• TASK DATA:

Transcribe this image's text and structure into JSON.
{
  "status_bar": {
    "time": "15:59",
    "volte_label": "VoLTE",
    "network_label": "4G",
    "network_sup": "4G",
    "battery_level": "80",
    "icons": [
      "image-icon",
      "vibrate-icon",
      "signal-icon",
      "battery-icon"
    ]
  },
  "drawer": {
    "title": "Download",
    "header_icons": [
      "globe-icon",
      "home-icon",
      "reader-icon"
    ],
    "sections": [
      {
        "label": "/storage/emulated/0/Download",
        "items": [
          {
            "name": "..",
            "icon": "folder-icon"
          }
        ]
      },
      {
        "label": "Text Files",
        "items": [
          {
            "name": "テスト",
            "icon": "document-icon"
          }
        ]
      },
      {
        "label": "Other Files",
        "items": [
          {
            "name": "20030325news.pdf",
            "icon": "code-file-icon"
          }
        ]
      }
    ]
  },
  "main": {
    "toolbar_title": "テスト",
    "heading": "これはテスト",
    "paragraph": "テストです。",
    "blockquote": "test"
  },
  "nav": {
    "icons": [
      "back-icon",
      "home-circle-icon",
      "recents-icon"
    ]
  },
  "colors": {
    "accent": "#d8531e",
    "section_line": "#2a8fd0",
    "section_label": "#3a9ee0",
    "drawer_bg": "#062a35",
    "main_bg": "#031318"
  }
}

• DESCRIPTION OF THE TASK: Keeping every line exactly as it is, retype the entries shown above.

• ANSWER SECTION:
Transcribe this image's text and structure into JSON.
{
  "status_bar": {
    "time": "15:59",
    "volte_label": "VoLTE",
    "network_label": "4G",
    "network_sup": "4G",
    "battery_level": "80",
    "icons": [
      "image-icon",
      "vibrate-icon",
      "signal-icon",
      "battery-icon"
    ]
  },
  "drawer": {
    "title": "Download",
    "header_icons": [
      "globe-icon",
      "home-icon",
      "reader-icon"
    ],
    "sections": [
      {
        "label": "/storage/emulated/0/Download",
        "items": [
          {
            "name": "..",
            "icon": "folder-icon"
          }
        ]
      },
      {
        "label": "Text Files",
        "items": [
          {
            "name": "テスト",
            "icon": "document-icon"
          }
        ]
      },
      {
        "label": "Other Files",
        "items": [
          {
            "name": "20030325news.pdf",
            "icon": "code-file-icon"
          }
        ]
      }
    ]
  },
  "main": {
    "toolbar_title": "テスト",
    "heading": "これはテスト",
    "paragraph": "テストです。",
    "blockquote": "test"
  },
  "nav": {
    "icons": [
      "back-icon",
      "home-circle-icon",
      "recents-icon"
    ]
  },
  "colors": {
    "accent": "#d8531e",
    "section_line": "#2a8fd0",
    "section_label": "#3a9ee0",
    "drawer_bg": "#062a35",
    "main_bg": "#031318"
  }
}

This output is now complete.